I have been a member of one such group, Dignity/Boston, since 1982. This community has been my spiritual home for essentially my entire adult life. It is where I met my spouse on Easter night of 1994, where we celebrated our marriage, and where our children were baptized and first accepted Communion. These are the folks who supported our family through the grief of losing parents and siblings. This community, part of the national organization DignityUSA, which has existed since 1969, is marking 35 years of co-sponsoring the only program in Boston that feeds the hungry and homeless on Friday nights, and does so with an emphasis on the dignity and individuality of its guests. Our monthly second collections have contributed more than $750,000 to a vast array of community organizations that serve the most vulnerable, work on church reform issues, or respond to humanitarian crises. A group of about 50 regular members, Dignity/Boston sponsors a cycling team, “The Cardinal Sins,” which has raised well over $100,000 for HIV/AIDS for 16 years, and we’re already gearing up for this fall’s 17th event. Our cyclists have annually ridden 125 miles and our dedicated volunteers have staffed a rest area for this Boston-to-Provincetown ride. We also walk to end hunger, to fund cancer research and treatment, to improve treatment for our friends with arthritis, and for an end to violence in our city.
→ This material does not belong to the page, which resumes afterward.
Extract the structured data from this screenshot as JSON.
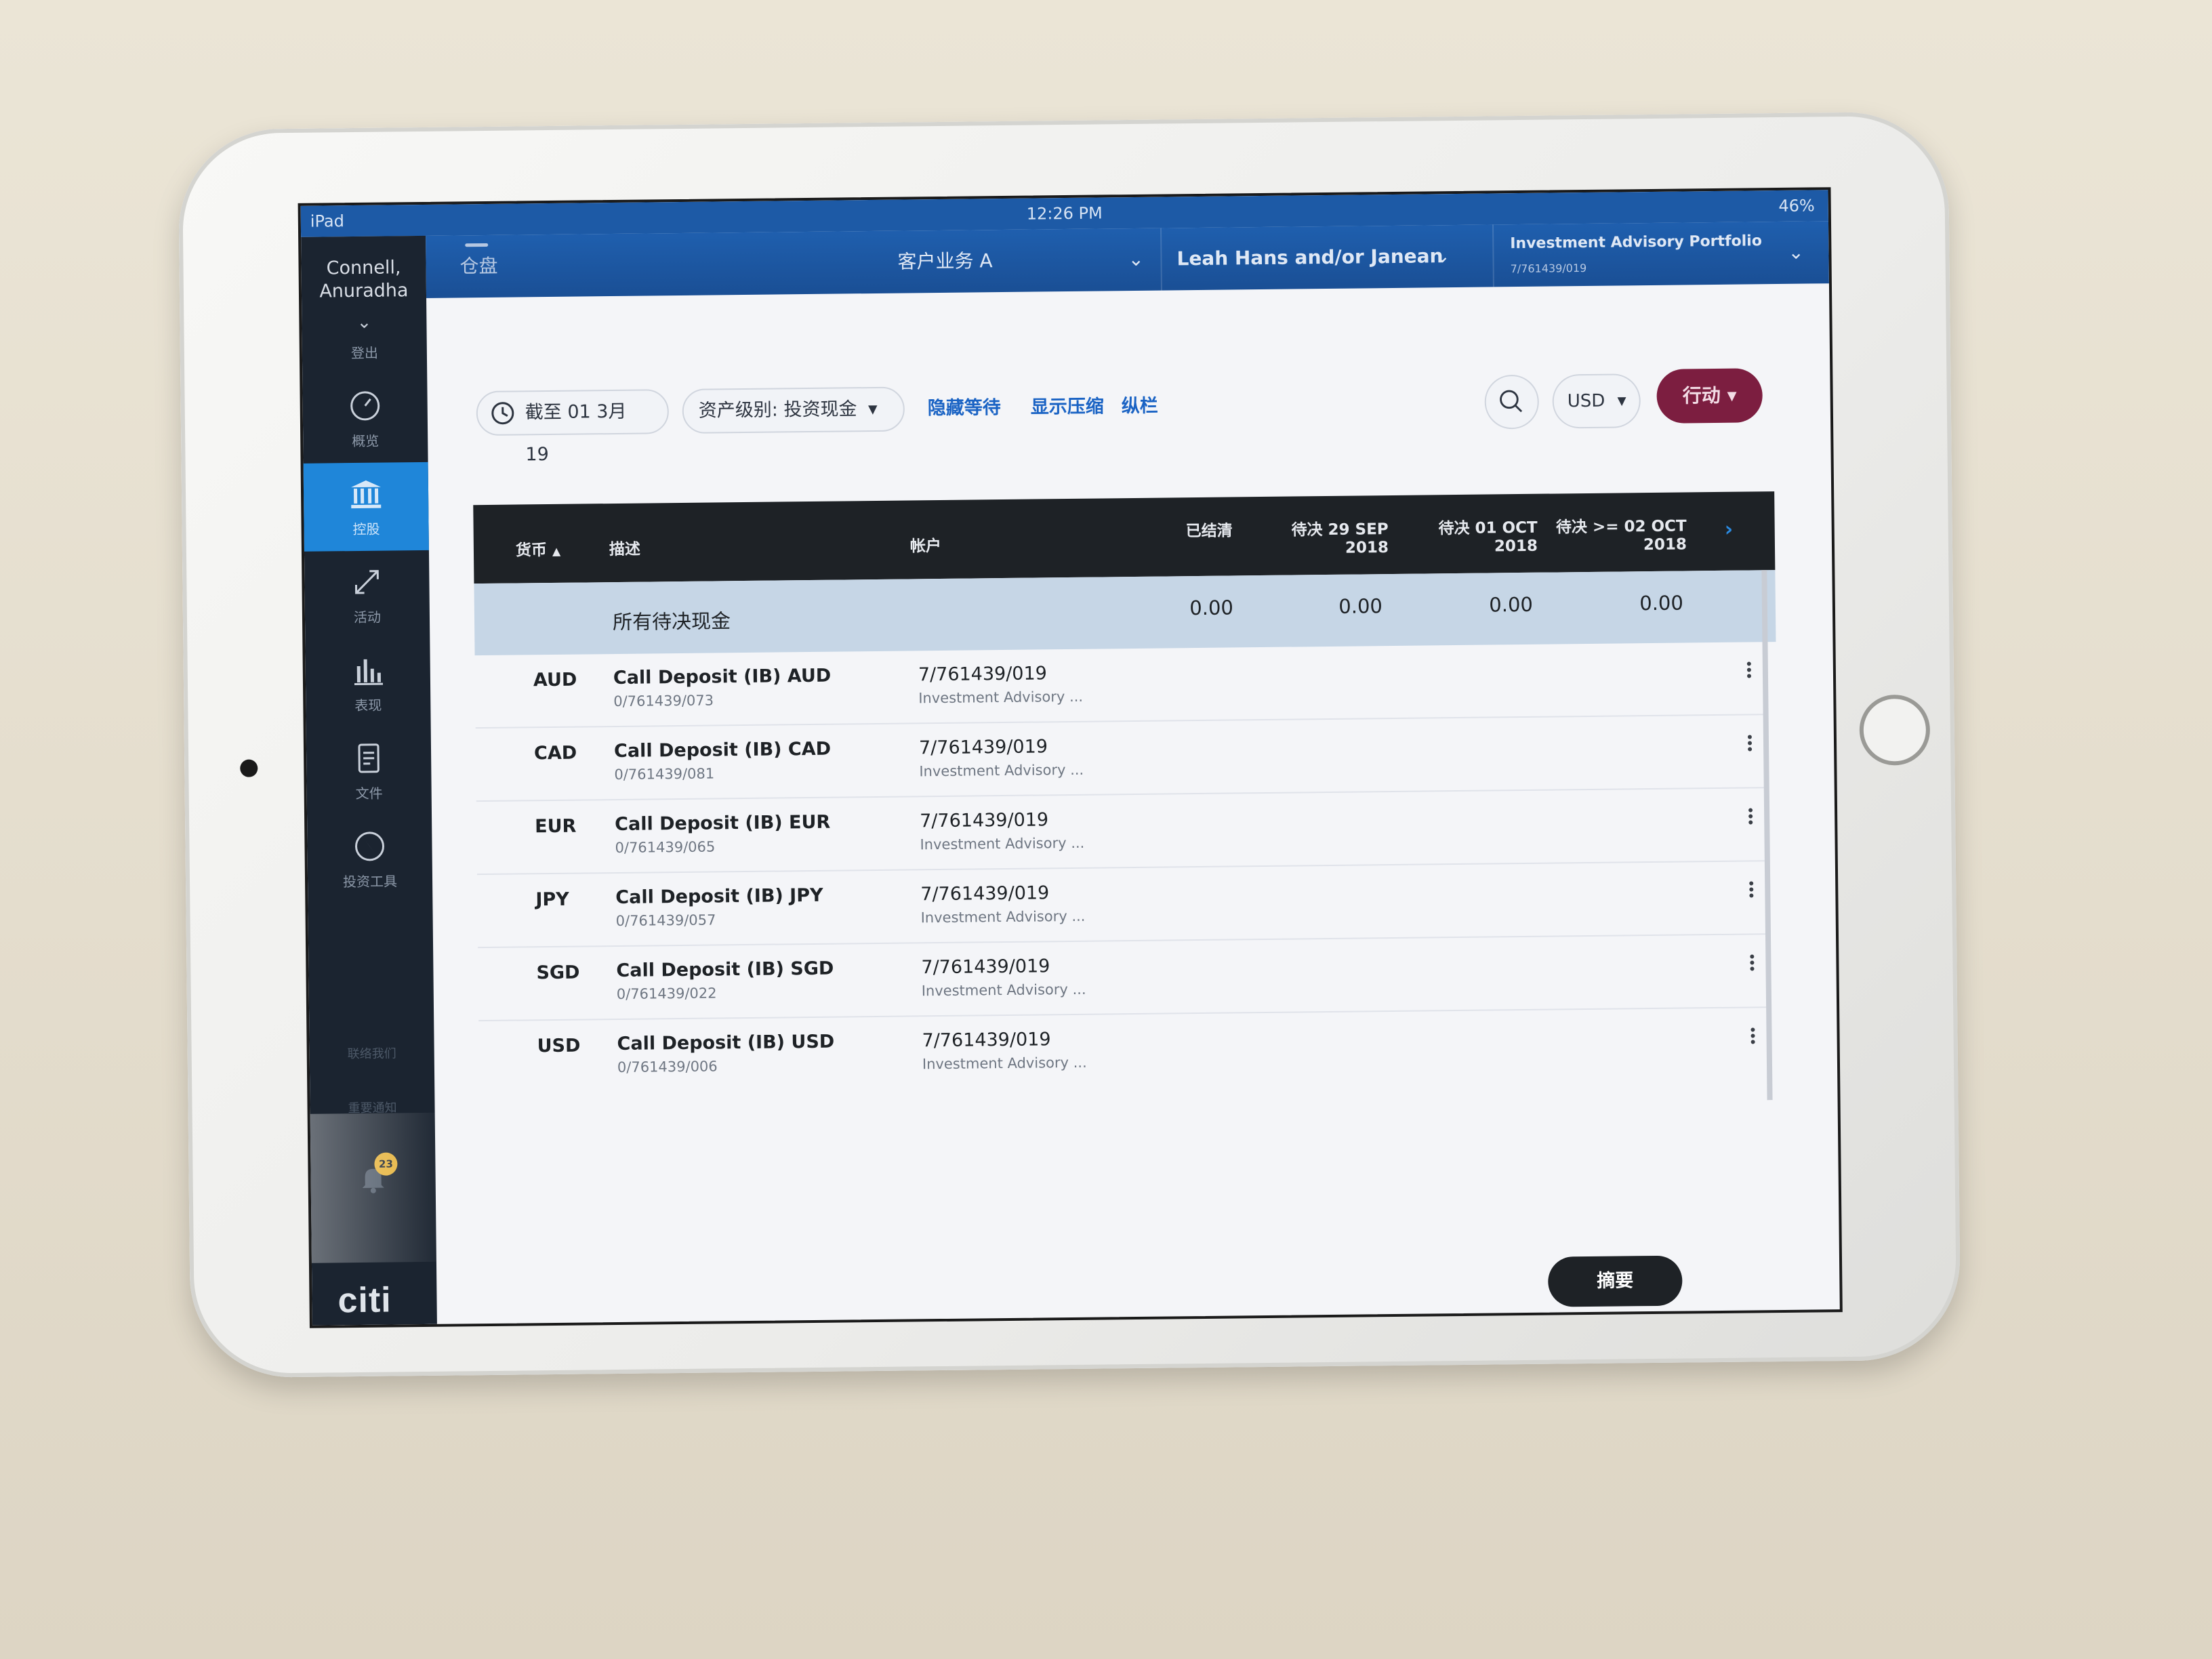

For almost 47 years, through public demonstrations, private meetings, and media appearances, we have tried to educate church leaders and members about the issues of LGBTQI Catholics and our families, witnessed against an array of injustices, buried too many of our members, and celebrated the many joyous milestones our community members have achieved. We have an elected board of seven community members, regular audits of our financial records, and a few annual community meetings where input is vocal and unedited. Our worship is led by women and men called by our liturgy committee. Sometimes this might be a single presider, sometimes a presiding team, sometimes formally ordained and sometimes not. It has not always been easy to figure out how to serve the diverse needs of our community, and tensions have flared at times. However, the Catholic faith is clearly alive, strong, and deep in this community, and we feel we are very much part of the Body of Christ.
Communities like these can, admittedly, be hard to find, as the institutional church has monopolized its brand and controlled the marketing. But, more and more, this is what Catholic looks like. So, my fellow Catholics, you don’t have to leave your faith behind. You just need to find the church you yearn for and deserve. The Good News is, it’s out there and the doors are open to you.
In hope and solidarity,
Marianne Duddy-Burke, Executive Director, DignityUSA